WORK TASK → Indicate, with the number alone, how many lines in the listing below hold the string "data".
__________________________________________________
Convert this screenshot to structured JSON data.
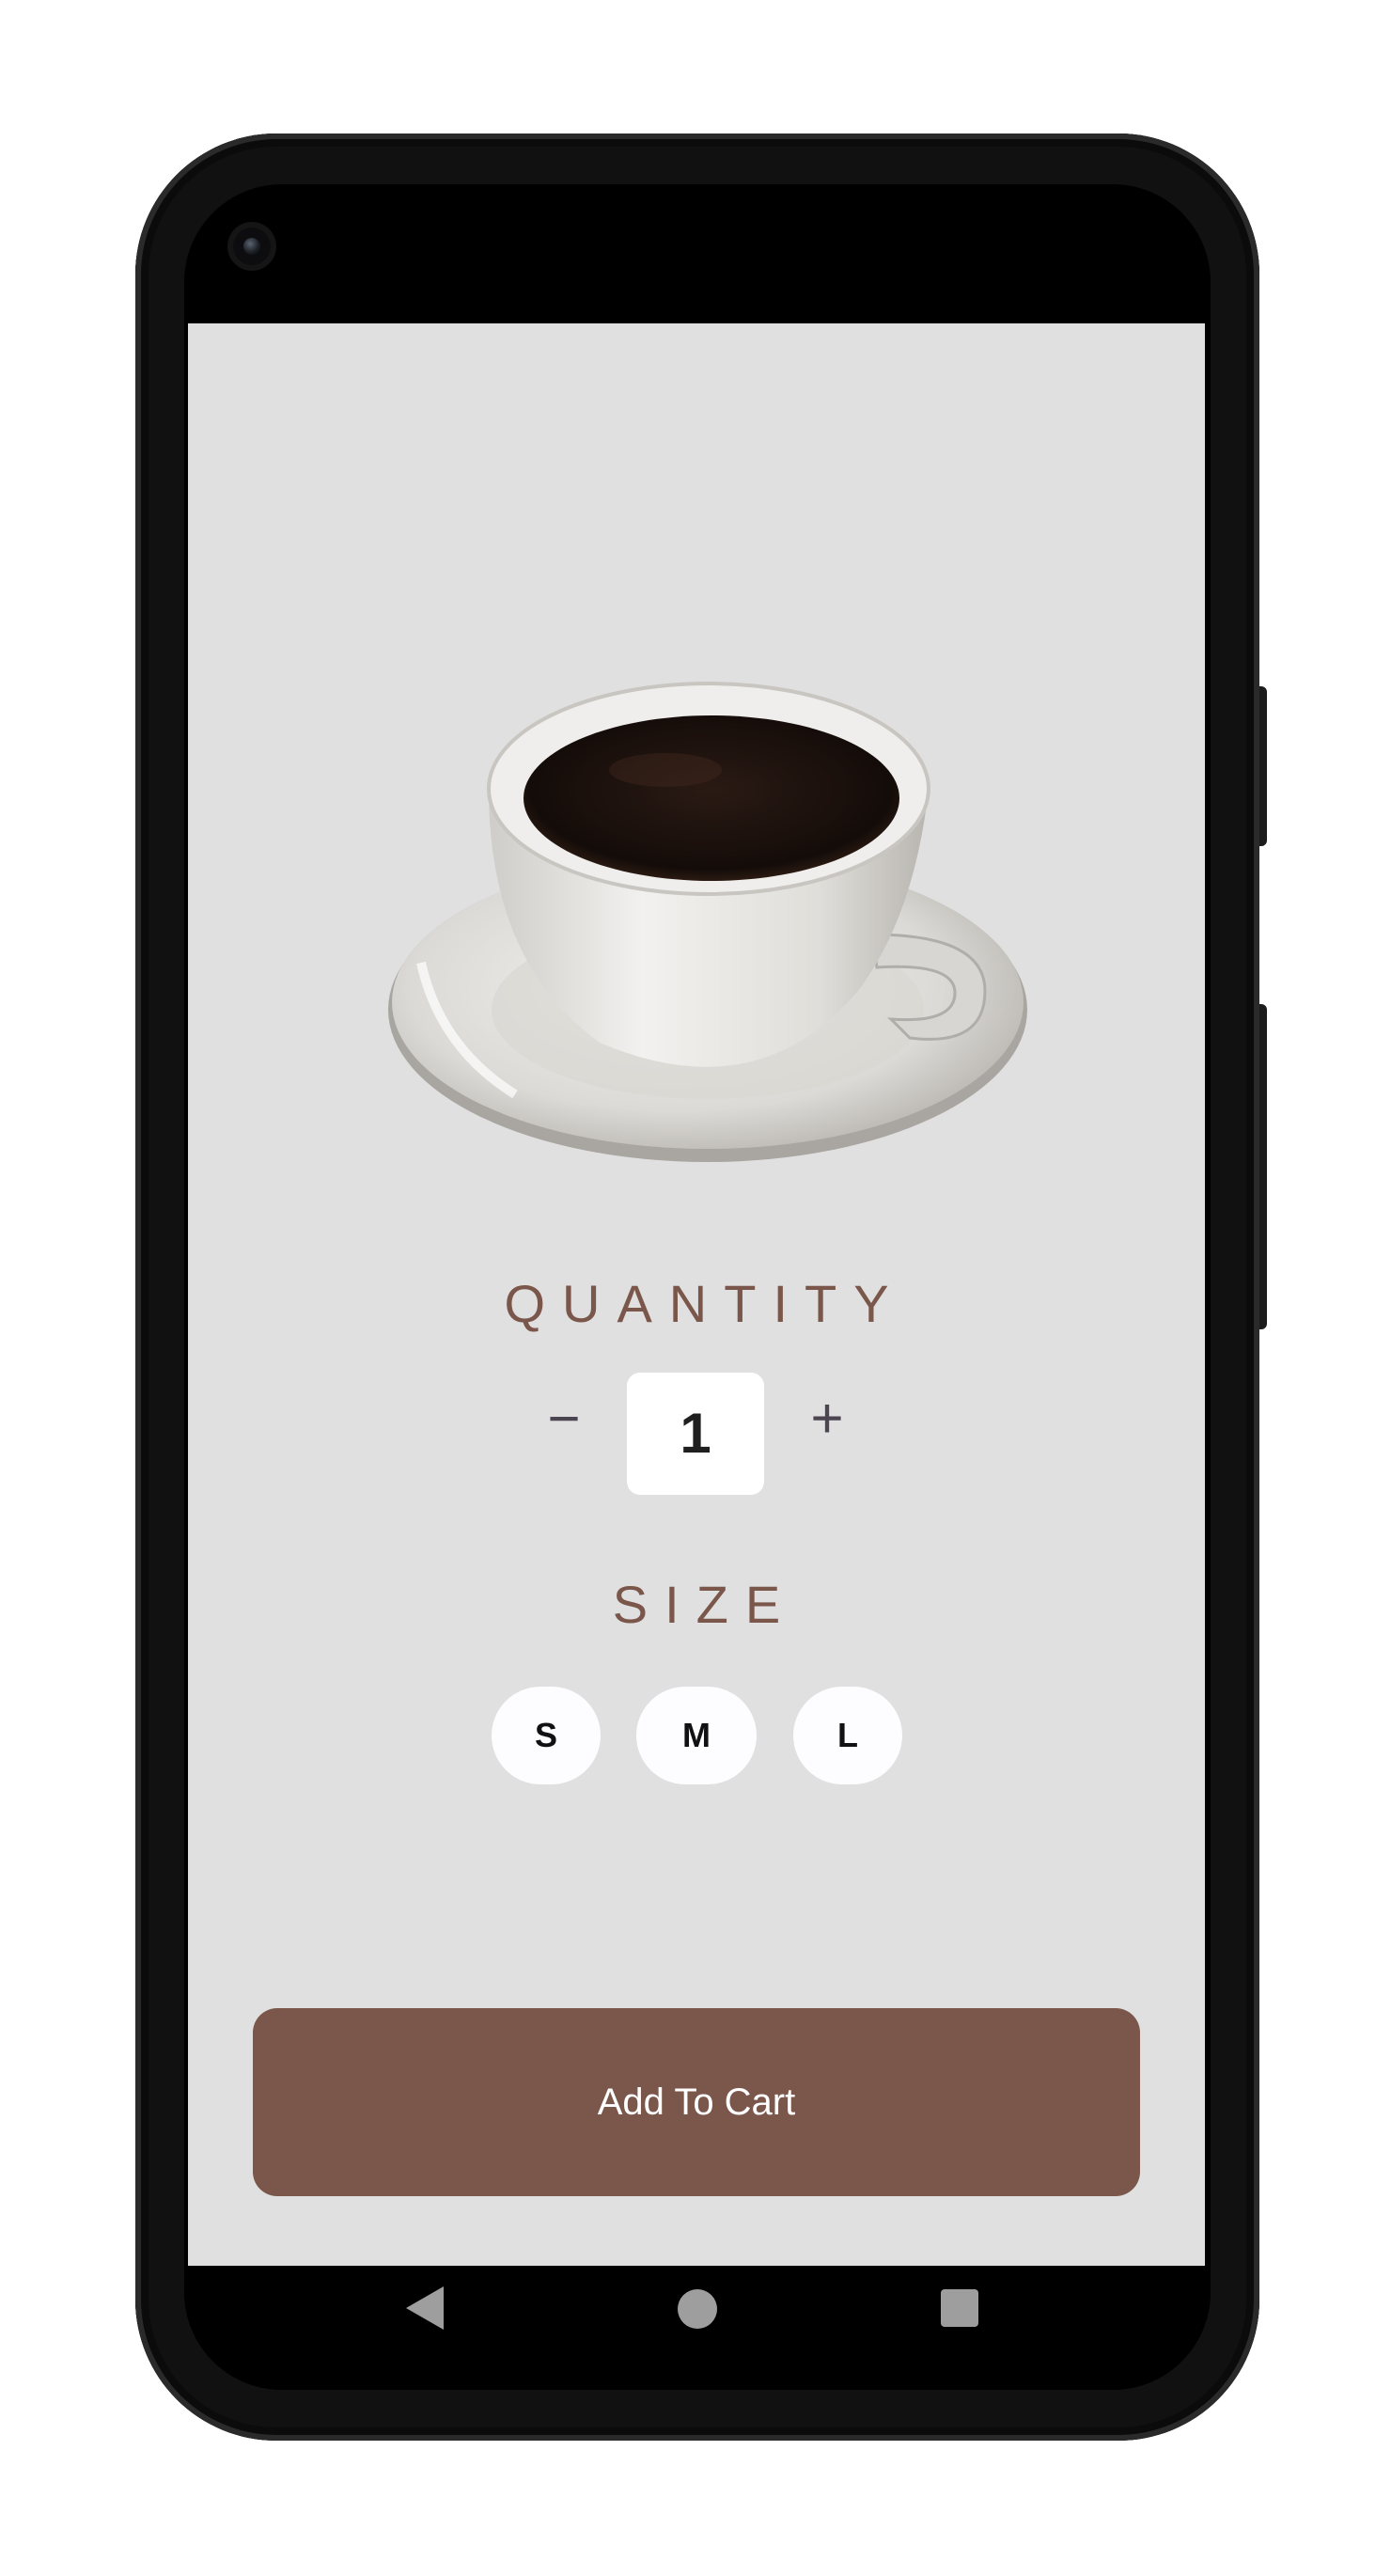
{
  "product": {
    "image_description": "white cup of black coffee on a saucer"
  },
  "quantity": {
    "title": "QUANTITY",
    "decrement_symbol": "−",
    "increment_symbol": "+",
    "value": "1"
  },
  "size": {
    "title": "SIZE",
    "options": [
      {
        "label": "S"
      },
      {
        "label": "M"
      },
      {
        "label": "L"
      }
    ]
  },
  "cart": {
    "button_label": "Add To Cart"
  },
  "colors": {
    "accent": "#7a574a",
    "screen_background": "#e0e0e0",
    "chip_background": "#fdfcff"
  },
  "nav_bar": {
    "icons": [
      "back-icon",
      "home-icon",
      "recents-icon"
    ]
  }
}
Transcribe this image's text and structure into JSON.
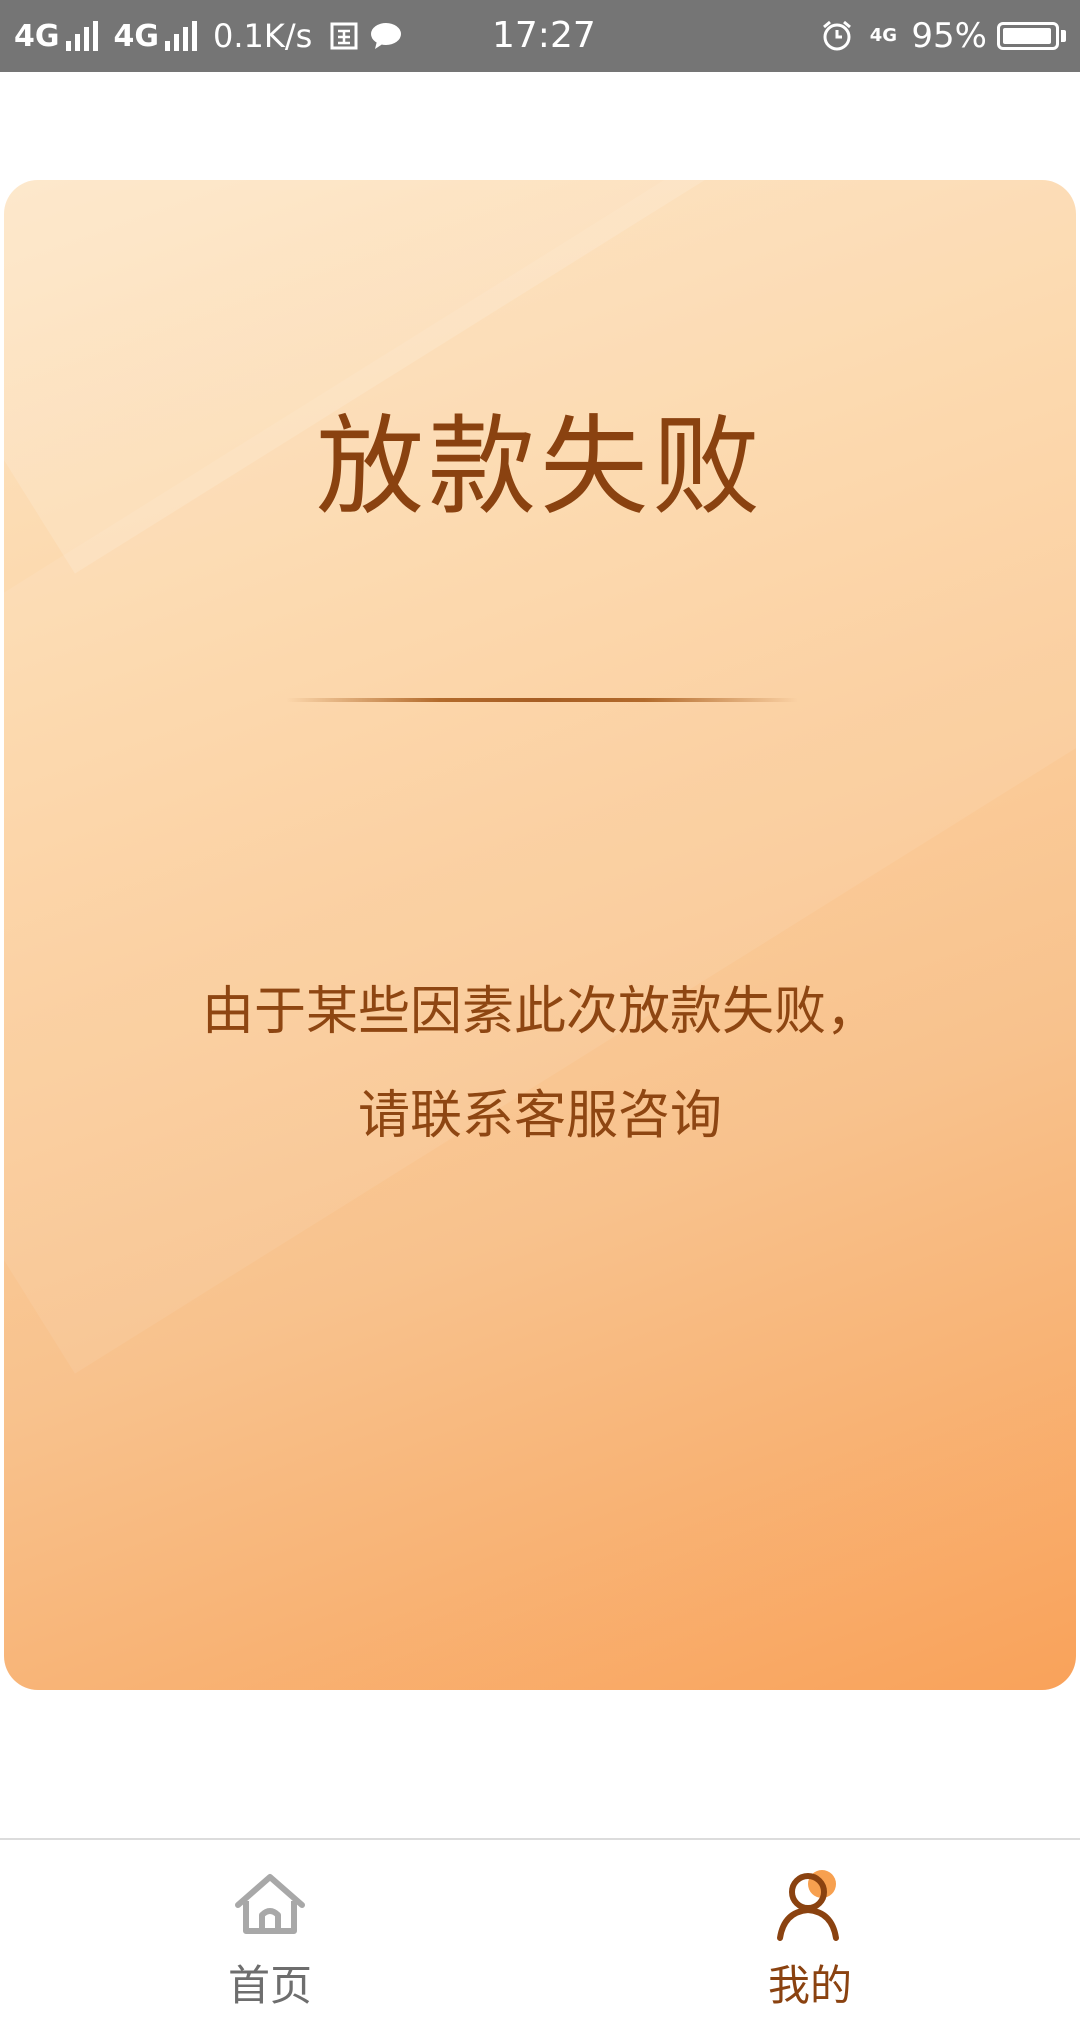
{
  "status_bar": {
    "network1": "4G",
    "network2": "4G",
    "speed": "0.1K/s",
    "time": "17:27",
    "small_network": "4G",
    "battery": "95%",
    "battery_level": 0.95
  },
  "card": {
    "title": "放款失败",
    "message_line1": "由于某些因素此次放款失败，",
    "message_line2": "请联系客服咨询"
  },
  "bottom_nav": {
    "items": [
      {
        "label": "首页",
        "icon": "home-icon",
        "active": false
      },
      {
        "label": "我的",
        "icon": "user-icon",
        "active": true
      }
    ]
  },
  "colors": {
    "status_bar_bg": "#757575",
    "card_gradient_start": "#fde5c4",
    "card_gradient_end": "#f9a25a",
    "title_text": "#8a4210",
    "active_tab": "#8a4210",
    "inactive_tab": "#6e6e6e",
    "active_icon_accent": "#f7a04f"
  }
}
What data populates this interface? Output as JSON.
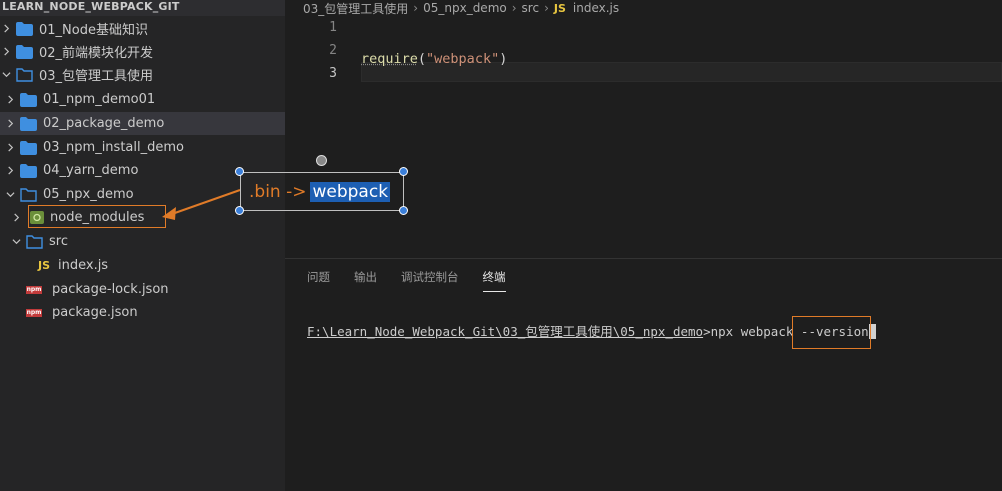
{
  "sidebar": {
    "root_title": "LEARN_NODE_WEBPACK_GIT",
    "items": [
      {
        "label": "01_Node基础知识",
        "type": "folder"
      },
      {
        "label": "02_前端模块化开发",
        "type": "folder"
      },
      {
        "label": "03_包管理工具使用",
        "type": "folder-open"
      },
      {
        "label": "01_npm_demo01",
        "type": "folder"
      },
      {
        "label": "02_package_demo",
        "type": "folder"
      },
      {
        "label": "03_npm_install_demo",
        "type": "folder"
      },
      {
        "label": "04_yarn_demo",
        "type": "folder"
      },
      {
        "label": "05_npx_demo",
        "type": "folder-open"
      },
      {
        "label": "node_modules",
        "type": "folder"
      },
      {
        "label": "src",
        "type": "folder-open"
      },
      {
        "label": "index.js",
        "type": "js"
      },
      {
        "label": "package-lock.json",
        "type": "npm"
      },
      {
        "label": "package.json",
        "type": "npm"
      }
    ]
  },
  "editor": {
    "breadcrumb": [
      "03_包管理工具使用",
      "05_npx_demo",
      "src"
    ],
    "file_badge": "JS",
    "file_name": "index.js",
    "line_numbers": [
      "1",
      "2",
      "3"
    ],
    "code_fn": "require",
    "code_open": "(",
    "code_str": "\"webpack\"",
    "code_close": ")"
  },
  "annotation": {
    "prefix": ".bin ->",
    "selected": "webpack"
  },
  "panel": {
    "tabs": [
      "问题",
      "输出",
      "调试控制台",
      "终端"
    ],
    "active_tab": "终端",
    "terminal_path": "F:\\Learn_Node_Webpack_Git\\03_包管理工具使用\\05_npx_demo",
    "terminal_cmd_prefix": ">npx ",
    "terminal_cmd_highlight": "webpack",
    "terminal_cmd_suffix": " --version"
  },
  "colors": {
    "accent_orange": "#e07b28",
    "folder_blue": "#3f8fe0",
    "selection_blue": "#1d5fb3"
  }
}
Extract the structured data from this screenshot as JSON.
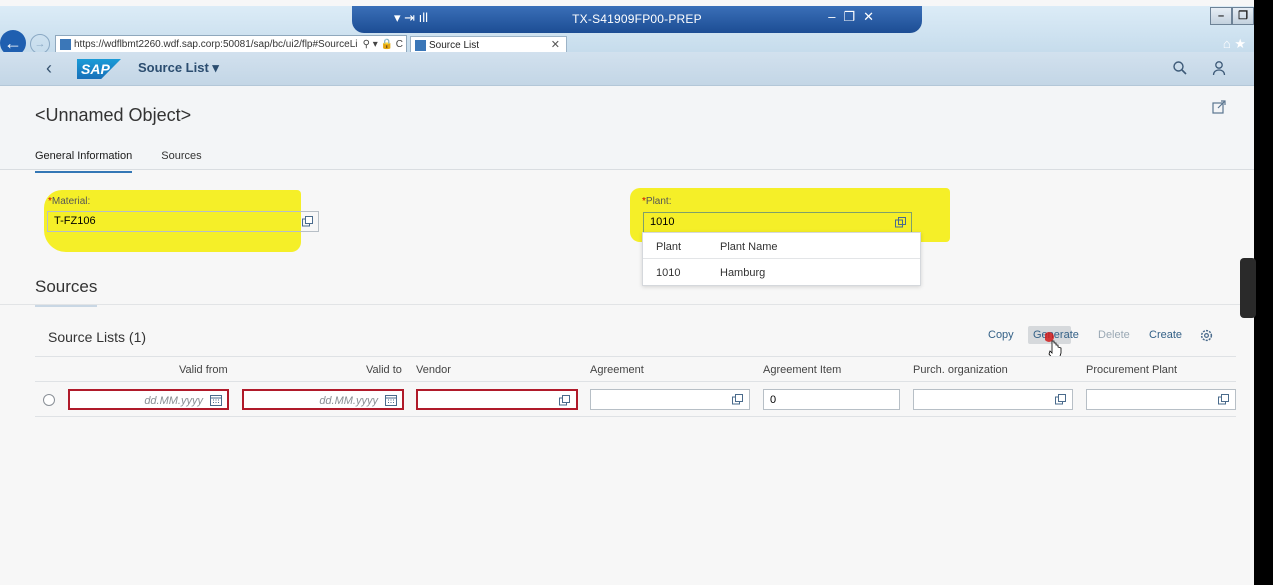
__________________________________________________
SOLUTION TO THIS TASK → 3